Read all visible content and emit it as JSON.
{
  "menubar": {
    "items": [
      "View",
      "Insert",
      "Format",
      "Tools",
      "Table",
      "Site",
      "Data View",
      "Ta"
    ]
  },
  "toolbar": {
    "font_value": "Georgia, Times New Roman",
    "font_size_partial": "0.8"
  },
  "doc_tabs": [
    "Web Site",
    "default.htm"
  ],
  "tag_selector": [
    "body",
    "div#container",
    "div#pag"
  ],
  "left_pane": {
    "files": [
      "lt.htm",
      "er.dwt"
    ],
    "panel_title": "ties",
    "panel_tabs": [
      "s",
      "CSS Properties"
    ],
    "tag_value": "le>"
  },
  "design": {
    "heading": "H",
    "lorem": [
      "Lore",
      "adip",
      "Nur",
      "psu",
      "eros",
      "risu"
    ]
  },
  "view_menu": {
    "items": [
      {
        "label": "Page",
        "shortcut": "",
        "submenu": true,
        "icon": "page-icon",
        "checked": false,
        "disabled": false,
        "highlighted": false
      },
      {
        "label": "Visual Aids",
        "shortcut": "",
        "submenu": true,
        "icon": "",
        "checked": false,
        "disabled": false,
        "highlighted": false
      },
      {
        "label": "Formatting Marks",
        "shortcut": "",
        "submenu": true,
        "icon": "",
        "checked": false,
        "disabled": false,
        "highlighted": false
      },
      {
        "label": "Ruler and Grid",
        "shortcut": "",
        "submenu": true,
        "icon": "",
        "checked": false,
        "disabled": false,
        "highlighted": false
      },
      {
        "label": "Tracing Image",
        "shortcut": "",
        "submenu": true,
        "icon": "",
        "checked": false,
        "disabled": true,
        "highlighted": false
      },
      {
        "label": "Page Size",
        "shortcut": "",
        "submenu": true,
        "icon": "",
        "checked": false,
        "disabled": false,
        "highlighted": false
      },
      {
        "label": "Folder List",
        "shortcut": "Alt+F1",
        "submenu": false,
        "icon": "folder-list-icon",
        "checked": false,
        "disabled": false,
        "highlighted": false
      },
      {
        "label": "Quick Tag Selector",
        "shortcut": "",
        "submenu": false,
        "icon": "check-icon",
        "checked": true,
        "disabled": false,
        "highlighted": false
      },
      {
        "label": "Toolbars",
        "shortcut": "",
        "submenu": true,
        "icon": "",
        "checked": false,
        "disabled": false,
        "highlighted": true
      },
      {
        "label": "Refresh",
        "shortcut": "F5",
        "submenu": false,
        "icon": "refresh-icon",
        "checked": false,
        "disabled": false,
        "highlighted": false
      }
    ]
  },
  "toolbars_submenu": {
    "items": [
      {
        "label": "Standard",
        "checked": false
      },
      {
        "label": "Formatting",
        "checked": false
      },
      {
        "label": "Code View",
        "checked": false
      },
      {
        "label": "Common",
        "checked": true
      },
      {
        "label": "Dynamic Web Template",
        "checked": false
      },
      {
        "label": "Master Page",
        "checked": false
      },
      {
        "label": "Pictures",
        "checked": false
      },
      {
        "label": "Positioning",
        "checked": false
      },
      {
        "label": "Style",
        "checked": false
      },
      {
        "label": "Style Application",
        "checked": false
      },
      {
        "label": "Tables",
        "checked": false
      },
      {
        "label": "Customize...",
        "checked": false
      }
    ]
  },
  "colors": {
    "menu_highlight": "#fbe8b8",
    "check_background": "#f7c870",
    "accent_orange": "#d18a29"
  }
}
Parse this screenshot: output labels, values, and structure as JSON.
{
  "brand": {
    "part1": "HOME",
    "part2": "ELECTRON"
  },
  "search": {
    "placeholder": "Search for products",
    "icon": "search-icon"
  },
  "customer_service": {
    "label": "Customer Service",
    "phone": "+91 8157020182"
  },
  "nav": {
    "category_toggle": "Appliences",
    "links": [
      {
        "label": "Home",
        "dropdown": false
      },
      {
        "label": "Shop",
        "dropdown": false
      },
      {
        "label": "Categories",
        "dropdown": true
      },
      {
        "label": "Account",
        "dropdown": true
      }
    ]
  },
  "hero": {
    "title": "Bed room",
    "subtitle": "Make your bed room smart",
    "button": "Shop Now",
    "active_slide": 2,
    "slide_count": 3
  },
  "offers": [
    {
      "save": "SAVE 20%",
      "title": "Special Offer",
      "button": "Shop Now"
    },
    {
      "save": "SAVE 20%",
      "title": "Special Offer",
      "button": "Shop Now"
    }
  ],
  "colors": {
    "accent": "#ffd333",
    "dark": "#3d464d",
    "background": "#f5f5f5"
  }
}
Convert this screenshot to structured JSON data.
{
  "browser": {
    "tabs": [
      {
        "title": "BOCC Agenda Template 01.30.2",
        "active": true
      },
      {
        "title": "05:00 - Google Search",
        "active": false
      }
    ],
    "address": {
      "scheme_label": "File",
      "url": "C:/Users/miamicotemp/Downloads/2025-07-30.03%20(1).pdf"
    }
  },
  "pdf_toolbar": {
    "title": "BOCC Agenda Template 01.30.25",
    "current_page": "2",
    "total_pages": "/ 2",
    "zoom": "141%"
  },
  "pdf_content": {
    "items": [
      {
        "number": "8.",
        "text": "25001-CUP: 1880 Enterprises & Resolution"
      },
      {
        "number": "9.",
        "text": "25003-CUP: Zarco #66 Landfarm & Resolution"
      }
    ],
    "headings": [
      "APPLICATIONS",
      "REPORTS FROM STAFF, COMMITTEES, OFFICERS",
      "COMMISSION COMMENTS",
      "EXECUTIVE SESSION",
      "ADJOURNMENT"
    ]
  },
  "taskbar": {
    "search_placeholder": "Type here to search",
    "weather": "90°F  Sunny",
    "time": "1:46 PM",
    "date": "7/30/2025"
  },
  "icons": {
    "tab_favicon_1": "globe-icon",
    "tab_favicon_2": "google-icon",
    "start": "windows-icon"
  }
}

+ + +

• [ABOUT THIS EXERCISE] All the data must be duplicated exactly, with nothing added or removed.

• [EXERCISE SOLUTION]
Read all visible content and emit it as JSON.
{
  "menubar": {
    "items": [
      "View",
      "Insert",
      "Format",
      "Tools",
      "Table",
      "Site",
      "Data View",
      "Ta"
    ]
  },
  "toolbar": {
    "font_value": "Georgia, Times New Roman",
    "font_size_partial": "0.8"
  },
  "doc_tabs": [
    "Web Site",
    "default.htm"
  ],
  "tag_selector": [
    "body",
    "div#container",
    "div#pag"
  ],
  "left_pane": {
    "files": [
      "lt.htm",
      "er.dwt"
    ],
    "panel_title": "ties",
    "panel_tabs": [
      "s",
      "CSS Properties"
    ],
    "tag_value": "le>"
  },
  "design": {
    "heading": "H",
    "lorem": [
      "Lore",
      "adip",
      "Nur",
      "psu",
      "eros",
      "risu"
    ]
  },
  "view_menu": {
    "items": [
      {
        "label": "Page",
        "shortcut": "",
        "submenu": true,
        "icon": "page-icon",
        "checked": false,
        "disabled": false,
        "highlighted": false
      },
      {
        "label": "Visual Aids",
        "shortcut": "",
        "submenu": true,
        "icon": "",
        "checked": false,
        "disabled": false,
        "highlighted": false
      },
      {
        "label": "Formatting Marks",
        "shortcut": "",
        "submenu": true,
        "icon": "",
        "checked": false,
        "disabled": false,
        "highlighted": false
      },
      {
        "label": "Ruler and Grid",
        "shortcut": "",
        "submenu": true,
        "icon": "",
        "checked": false,
        "disabled": false,
        "highlighted": false
      },
      {
        "label": "Tracing Image",
        "shortcut": "",
        "submenu": true,
        "icon": "",
        "checked": false,
        "disabled": true,
        "highlighted": false
      },
      {
        "label": "Page Size",
        "shortcut": "",
        "submenu": true,
        "icon": "",
        "checked": false,
        "disabled": false,
        "highlighted": false
      },
      {
        "label": "Folder List",
        "shortcut": "Alt+F1",
        "submenu": false,
        "icon": "folder-list-icon",
        "checked": false,
        "disabled": false,
        "highlighted": false
      },
      {
        "label": "Quick Tag Selector",
        "shortcut": "",
        "submenu": false,
        "icon": "check-icon",
        "checked": true,
        "disabled": false,
        "highlighted": false
      },
      {
        "label": "Toolbars",
        "shortcut": "",
        "submenu": true,
        "icon": "",
        "checked": false,
        "disabled": false,
        "highlighted": true
      },
      {
        "label": "Refresh",
        "shortcut": "F5",
        "submenu": false,
        "icon": "refresh-icon",
        "checked": false,
        "disabled": false,
        "highlighted": false
      }
    ]
  },
  "toolbars_submenu": {
    "items": [
      {
        "label": "Standard",
        "checked": false
      },
      {
        "label": "Formatting",
        "checked": false
      },
      {
        "label": "Code View",
        "checked": false
      },
      {
        "label": "Common",
        "checked": true
      },
      {
        "label": "Dynamic Web Template",
        "checked": false
      },
      {
        "label": "Master Page",
        "checked": false
      },
      {
        "label": "Pictures",
        "checked": false
      },
      {
        "label": "Positioning",
        "checked": false
      },
      {
        "label": "Style",
        "checked": false
      },
      {
        "label": "Style Application",
        "checked": false
      },
      {
        "label": "Tables",
        "checked": false
      },
      {
        "label": "Customize...",
        "checked": false
      }
    ]
  },
  "colors": {
    "menu_highlight": "#fbe8b8",
    "check_background": "#f7c870",
    "accent_orange": "#d18a29"
  }
}
Parse this screenshot: output labels, values, and structure as JSON.
{
  "brand": {
    "part1": "HOME",
    "part2": "ELECTRON"
  },
  "search": {
    "placeholder": "Search for products",
    "icon": "search-icon"
  },
  "customer_service": {
    "label": "Customer Service",
    "phone": "+91 8157020182"
  },
  "nav": {
    "category_toggle": "Appliences",
    "links": [
      {
        "label": "Home",
        "dropdown": false
      },
      {
        "label": "Shop",
        "dropdown": false
      },
      {
        "label": "Categories",
        "dropdown": true
      },
      {
        "label": "Account",
        "dropdown": true
      }
    ]
  },
  "hero": {
    "title": "Bed room",
    "subtitle": "Make your bed room smart",
    "button": "Shop Now",
    "active_slide": 2,
    "slide_count": 3
  },
  "offers": [
    {
      "save": "SAVE 20%",
      "title": "Special Offer",
      "button": "Shop Now"
    },
    {
      "save": "SAVE 20%",
      "title": "Special Offer",
      "button": "Shop Now"
    }
  ],
  "colors": {
    "accent": "#ffd333",
    "dark": "#3d464d",
    "background": "#f5f5f5"
  }
}
Convert this screenshot to structured JSON data.
{
  "browser": {
    "tabs": [
      {
        "title": "BOCC Agenda Template 01.30.2",
        "active": true
      },
      {
        "title": "05:00 - Google Search",
        "active": false
      }
    ],
    "address": {
      "scheme_label": "File",
      "url": "C:/Users/miamicotemp/Downloads/2025-07-30.03%20(1).pdf"
    }
  },
  "pdf_toolbar": {
    "title": "BOCC Agenda Template 01.30.25",
    "current_page": "2",
    "total_pages": "/ 2",
    "zoom": "141%"
  },
  "pdf_content": {
    "items": [
      {
        "number": "8.",
        "text": "25001-CUP: 1880 Enterprises & Resolution"
      },
      {
        "number": "9.",
        "text": "25003-CUP: Zarco #66 Landfarm & Resolution"
      }
    ],
    "headings": [
      "APPLICATIONS",
      "REPORTS FROM STAFF, COMMITTEES, OFFICERS",
      "COMMISSION COMMENTS",
      "EXECUTIVE SESSION",
      "ADJOURNMENT"
    ]
  },
  "taskbar": {
    "search_placeholder": "Type here to search",
    "weather": "90°F  Sunny",
    "time": "1:46 PM",
    "date": "7/30/2025"
  },
  "icons": {
    "tab_favicon_1": "globe-icon",
    "tab_favicon_2": "google-icon",
    "start": "windows-icon"
  }
}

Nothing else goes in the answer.